According to the research paper “Exercise and Brain Neurotransmission”1, published in the journal Sports Medicine, exercise is linked with the release of brain chemicals such as serotonin and dopamine. Increased levels of serotonin and dopamine can lift your mood, and are known to reduce hostility, and make you more socially active. There is an overall improvement in your appetite, memory, and sexual desire and function. You also sleep better and find an increase in your focus and concentration while performing other tasks. This in turn helps boost your self-esteem and increases your sense of purpose and self-worth.
You are aware that a good exercise regime helps you keep fit, it also reduces the chances of falling ill as it strengthens your immune system. However, did you know that regular exercise also helps you cope with daily stresses? Here are some of the other emotional benefits of exercise:
These are only some of the benefits of exercise; in essence, exercise gives a boost to the overall quality of your life. One reason most of us probably avoid exercise is because we associate the term exercise with strenuous workouts in the gym, which detracts us from doing any at all. In reality, even a regular walk or some jogging is quite beneficial.
Also, we don't usually associate exercise as a solution to our low moods; we tend to do the opposite. All we want is to be left alone to sit around feel bad for ourselves. Eventually this ends up making us feel worse. On the other hand, engaging in physical activity acts as a distraction and helps lift one's mood. “Movement shifts a person's energy levels when they are low, so even just jumping can help elevate their mood,” says Dr Sridhar. Research has shown that exercise is extremely helpful when you are trying to give up an addiction, such as alcohol or cigarettes; it helps reduce your cravings for the substance.in particular, is known to help with the symptoms of anxiety disorders, depression, insomnia and schizophrenia. It helps delay the onset of age-related illnesses such as dementia and also helps with reducing some factors of childhood mental illnesses, for instance it helps increase the child's attention.
The amount of physical activity that we partake in has been reducing gradually and will continue to reduce. While our earlier generations were engaged in labor-intensive jobs and a more active lifestyle, we have been introduced to more and more machines to increase 'efficiency' and reduce human effort. We use vehicles over the shortest of distances, have escalators and elevators instead of stairs, and even our toothbrushes are now motorized. At the same time, the number of people suffering from anxiety and depression raises a concern over our general wellbeing. While lack of exercise is not a direct cause for mental health issues, there is enough evidence to say that if you exercise regularly, you will have lower stress levels. If something as simple as a regular walk can improve your quality of life, isn't it worth your while to set aside some time for it?

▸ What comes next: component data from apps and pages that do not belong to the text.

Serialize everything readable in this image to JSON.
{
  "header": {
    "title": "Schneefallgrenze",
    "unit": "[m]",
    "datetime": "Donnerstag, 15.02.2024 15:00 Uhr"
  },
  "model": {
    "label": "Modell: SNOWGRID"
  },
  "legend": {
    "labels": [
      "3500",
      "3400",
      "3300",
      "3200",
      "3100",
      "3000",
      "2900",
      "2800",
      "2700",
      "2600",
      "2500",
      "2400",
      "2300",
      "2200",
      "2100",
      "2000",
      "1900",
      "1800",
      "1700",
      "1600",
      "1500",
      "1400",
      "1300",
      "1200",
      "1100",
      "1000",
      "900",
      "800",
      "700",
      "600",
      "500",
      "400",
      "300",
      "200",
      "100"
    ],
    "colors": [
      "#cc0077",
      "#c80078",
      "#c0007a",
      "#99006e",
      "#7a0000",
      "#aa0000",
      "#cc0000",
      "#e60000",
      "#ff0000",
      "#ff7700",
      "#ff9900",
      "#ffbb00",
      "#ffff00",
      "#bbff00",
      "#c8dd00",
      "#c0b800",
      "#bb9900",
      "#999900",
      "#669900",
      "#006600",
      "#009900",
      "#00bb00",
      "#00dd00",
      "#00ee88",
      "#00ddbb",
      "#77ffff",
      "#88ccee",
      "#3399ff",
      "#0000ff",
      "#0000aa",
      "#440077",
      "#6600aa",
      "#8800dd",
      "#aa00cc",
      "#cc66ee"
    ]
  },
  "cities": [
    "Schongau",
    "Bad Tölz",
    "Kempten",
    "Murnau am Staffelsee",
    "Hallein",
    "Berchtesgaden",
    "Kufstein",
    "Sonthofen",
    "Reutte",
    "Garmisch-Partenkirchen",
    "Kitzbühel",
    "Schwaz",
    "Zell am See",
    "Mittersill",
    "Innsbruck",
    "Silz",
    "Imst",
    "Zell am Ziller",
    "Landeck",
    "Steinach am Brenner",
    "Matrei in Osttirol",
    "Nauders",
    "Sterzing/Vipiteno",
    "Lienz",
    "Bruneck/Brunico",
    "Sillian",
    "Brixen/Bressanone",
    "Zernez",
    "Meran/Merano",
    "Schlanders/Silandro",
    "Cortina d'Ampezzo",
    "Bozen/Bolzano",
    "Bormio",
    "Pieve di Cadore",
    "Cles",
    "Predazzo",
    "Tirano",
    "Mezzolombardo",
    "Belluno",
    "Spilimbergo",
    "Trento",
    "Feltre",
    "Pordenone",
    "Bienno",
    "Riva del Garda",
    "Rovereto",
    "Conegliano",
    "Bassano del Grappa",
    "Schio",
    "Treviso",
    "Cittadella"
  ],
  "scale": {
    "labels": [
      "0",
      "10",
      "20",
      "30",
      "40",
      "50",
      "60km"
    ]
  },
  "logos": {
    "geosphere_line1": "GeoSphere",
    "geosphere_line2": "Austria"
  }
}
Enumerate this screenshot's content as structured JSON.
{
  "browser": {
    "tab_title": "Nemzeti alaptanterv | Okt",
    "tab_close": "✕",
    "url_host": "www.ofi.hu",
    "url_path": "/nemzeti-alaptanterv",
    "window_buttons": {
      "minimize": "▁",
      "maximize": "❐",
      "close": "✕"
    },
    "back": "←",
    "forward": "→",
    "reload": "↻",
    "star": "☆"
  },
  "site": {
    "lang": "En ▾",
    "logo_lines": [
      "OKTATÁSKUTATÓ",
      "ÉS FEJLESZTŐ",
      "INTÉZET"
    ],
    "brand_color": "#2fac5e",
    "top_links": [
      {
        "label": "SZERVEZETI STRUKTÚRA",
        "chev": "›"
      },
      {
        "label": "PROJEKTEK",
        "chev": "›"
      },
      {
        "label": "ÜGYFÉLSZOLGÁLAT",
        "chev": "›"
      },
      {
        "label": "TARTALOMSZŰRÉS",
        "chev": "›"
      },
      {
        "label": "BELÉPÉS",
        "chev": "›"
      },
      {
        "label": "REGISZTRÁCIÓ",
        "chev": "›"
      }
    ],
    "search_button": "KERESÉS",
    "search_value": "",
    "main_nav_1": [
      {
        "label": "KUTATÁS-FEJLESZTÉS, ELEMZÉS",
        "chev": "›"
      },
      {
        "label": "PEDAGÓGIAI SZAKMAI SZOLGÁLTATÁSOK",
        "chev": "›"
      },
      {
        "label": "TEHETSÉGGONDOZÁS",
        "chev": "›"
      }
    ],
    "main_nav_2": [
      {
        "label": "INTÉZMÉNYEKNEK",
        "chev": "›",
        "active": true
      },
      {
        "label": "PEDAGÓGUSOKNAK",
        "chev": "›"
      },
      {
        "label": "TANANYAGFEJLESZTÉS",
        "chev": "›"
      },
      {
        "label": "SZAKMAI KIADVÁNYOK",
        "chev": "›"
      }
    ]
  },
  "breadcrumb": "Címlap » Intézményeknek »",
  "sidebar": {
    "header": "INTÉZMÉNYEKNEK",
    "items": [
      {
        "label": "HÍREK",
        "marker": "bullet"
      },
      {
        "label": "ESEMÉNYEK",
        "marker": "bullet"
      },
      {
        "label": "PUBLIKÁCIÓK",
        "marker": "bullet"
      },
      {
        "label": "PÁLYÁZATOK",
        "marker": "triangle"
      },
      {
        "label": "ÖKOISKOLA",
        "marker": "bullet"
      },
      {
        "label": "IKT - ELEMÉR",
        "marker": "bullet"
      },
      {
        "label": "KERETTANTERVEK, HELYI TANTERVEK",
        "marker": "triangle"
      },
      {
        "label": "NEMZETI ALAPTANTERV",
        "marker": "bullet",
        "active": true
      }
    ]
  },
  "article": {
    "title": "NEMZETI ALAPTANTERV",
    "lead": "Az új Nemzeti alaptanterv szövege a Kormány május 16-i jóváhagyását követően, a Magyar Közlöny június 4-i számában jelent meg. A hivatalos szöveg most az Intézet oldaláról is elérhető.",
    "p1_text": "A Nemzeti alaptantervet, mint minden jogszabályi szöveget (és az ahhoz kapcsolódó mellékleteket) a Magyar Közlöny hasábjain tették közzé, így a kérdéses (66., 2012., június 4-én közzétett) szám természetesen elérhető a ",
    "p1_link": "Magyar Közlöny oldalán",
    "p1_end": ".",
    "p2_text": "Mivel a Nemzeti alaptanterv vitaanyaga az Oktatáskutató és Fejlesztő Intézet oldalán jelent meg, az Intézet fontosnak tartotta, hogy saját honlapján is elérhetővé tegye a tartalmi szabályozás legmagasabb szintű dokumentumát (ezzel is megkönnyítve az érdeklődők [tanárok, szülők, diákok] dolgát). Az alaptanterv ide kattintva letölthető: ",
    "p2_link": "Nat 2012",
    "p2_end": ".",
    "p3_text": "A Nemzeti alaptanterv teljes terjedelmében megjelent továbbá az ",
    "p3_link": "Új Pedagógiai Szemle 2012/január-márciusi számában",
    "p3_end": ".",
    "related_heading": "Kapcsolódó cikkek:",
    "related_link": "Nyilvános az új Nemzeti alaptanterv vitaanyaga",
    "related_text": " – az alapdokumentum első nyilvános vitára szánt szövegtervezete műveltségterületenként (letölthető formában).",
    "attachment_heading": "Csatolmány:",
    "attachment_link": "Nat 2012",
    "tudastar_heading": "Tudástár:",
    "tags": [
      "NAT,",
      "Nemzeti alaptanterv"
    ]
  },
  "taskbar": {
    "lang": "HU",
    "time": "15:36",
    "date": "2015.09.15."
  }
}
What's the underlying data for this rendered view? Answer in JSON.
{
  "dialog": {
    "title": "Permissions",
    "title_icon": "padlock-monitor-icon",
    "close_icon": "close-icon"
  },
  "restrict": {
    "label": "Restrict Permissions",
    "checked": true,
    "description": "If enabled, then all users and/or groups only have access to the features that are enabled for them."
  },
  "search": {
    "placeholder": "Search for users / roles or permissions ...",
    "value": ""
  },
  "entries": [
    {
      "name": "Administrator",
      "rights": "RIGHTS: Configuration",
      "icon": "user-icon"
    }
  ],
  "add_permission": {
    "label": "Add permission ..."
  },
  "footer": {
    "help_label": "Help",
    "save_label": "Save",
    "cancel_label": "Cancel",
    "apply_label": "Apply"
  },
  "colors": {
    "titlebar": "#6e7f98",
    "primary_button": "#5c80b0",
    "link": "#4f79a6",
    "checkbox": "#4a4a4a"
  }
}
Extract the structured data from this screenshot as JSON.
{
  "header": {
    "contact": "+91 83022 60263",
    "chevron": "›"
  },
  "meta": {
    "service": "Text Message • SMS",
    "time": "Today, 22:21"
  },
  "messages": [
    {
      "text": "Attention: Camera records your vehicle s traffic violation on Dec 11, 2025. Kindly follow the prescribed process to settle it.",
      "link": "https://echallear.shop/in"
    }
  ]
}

Talking about runners as an example, Dr Sridhar says “Runners seem to be happier and more confident, not only due to their improved physical fitness, but also due to the feelings of accomplishment, pride and confidence in their abilities as athletes, relating to 'runners high'.”
1. R Meeusen, K De Meirleir, “Exercise and Brain Neurotransmission", Sports Medicine20.3 (1995): 160-188